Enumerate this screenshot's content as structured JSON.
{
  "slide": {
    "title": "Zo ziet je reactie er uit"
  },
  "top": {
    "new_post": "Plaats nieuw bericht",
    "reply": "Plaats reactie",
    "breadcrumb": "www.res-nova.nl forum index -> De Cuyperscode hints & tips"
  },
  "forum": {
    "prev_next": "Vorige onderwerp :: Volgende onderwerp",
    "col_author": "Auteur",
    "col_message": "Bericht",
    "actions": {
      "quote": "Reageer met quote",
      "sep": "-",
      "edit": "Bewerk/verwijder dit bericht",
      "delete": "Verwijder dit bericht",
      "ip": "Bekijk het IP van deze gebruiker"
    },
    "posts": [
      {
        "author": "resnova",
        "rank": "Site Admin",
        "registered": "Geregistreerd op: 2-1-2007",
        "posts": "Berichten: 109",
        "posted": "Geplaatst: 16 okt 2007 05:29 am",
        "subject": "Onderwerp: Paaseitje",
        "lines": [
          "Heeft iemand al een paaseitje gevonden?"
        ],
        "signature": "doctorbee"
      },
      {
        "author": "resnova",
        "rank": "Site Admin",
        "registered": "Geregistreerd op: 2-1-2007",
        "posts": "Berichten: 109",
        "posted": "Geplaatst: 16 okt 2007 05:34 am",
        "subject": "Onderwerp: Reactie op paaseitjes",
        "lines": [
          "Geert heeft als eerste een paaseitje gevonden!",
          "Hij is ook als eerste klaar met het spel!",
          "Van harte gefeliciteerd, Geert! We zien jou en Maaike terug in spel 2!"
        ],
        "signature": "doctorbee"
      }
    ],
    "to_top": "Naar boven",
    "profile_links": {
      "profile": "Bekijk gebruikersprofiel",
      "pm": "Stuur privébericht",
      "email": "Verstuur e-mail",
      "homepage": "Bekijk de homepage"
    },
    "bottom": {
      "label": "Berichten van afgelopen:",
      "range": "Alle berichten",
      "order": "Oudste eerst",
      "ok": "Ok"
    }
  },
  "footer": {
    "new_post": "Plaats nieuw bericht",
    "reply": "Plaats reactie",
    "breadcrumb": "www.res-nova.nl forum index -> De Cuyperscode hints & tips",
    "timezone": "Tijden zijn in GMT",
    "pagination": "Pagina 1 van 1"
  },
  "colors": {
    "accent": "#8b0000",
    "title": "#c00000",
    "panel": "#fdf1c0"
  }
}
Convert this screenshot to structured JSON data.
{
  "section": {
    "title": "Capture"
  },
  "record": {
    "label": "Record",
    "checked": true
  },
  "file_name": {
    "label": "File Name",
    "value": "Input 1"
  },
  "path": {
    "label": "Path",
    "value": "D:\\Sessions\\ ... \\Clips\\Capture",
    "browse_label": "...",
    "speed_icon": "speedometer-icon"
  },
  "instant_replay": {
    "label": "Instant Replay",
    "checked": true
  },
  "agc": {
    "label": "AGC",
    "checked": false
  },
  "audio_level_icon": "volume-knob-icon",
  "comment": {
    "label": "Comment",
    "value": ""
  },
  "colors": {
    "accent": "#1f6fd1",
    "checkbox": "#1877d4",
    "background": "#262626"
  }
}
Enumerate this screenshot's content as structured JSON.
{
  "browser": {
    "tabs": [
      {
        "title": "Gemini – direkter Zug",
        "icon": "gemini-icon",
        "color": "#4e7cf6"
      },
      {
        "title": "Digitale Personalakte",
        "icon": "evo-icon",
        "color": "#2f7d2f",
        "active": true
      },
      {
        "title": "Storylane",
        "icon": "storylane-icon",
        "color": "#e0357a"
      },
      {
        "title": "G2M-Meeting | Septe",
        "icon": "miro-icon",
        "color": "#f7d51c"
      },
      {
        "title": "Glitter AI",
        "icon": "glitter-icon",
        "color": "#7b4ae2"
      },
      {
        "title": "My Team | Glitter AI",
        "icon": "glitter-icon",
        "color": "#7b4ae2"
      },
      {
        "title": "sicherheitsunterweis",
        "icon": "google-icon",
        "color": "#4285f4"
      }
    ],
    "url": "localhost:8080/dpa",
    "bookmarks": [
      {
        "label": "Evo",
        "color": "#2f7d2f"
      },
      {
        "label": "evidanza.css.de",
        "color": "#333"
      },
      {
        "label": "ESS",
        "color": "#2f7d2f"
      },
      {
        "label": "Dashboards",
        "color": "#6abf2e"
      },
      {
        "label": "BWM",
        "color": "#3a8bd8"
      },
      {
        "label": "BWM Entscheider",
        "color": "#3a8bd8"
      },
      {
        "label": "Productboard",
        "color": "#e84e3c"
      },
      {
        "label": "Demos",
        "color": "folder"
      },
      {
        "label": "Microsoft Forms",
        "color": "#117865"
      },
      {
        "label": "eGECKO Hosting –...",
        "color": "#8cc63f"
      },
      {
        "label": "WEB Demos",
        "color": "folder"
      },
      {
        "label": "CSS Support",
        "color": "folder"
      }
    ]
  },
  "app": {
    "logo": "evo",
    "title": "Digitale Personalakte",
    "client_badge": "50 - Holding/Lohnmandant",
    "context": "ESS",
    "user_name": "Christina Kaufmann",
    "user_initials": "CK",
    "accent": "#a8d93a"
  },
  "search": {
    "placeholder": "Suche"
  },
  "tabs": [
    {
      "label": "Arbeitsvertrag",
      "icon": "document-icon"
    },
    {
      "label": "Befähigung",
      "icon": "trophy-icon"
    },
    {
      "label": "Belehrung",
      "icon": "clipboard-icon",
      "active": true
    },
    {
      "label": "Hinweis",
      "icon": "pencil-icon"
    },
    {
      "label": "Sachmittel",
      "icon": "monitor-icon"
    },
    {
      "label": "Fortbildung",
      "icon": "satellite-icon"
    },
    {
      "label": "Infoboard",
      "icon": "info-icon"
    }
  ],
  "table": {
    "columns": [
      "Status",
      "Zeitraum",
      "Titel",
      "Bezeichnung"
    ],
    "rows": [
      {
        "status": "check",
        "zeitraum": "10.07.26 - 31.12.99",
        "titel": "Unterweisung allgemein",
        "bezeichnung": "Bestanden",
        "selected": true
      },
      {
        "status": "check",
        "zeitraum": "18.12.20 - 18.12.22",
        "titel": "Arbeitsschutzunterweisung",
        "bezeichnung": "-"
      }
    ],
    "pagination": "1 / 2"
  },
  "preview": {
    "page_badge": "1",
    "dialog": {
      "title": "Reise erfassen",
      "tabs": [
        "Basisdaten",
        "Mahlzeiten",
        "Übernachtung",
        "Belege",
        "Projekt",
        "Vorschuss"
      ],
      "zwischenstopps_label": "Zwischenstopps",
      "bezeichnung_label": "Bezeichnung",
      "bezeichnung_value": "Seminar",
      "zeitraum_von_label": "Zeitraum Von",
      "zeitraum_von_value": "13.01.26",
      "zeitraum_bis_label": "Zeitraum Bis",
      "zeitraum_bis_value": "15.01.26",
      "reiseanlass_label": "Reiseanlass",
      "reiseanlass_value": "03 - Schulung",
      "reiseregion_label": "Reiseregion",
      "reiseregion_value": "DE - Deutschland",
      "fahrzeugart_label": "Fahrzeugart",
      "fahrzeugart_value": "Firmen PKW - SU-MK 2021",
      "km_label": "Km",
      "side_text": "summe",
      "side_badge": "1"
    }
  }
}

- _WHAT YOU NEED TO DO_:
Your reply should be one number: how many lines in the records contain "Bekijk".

- _SOLUTION_:
3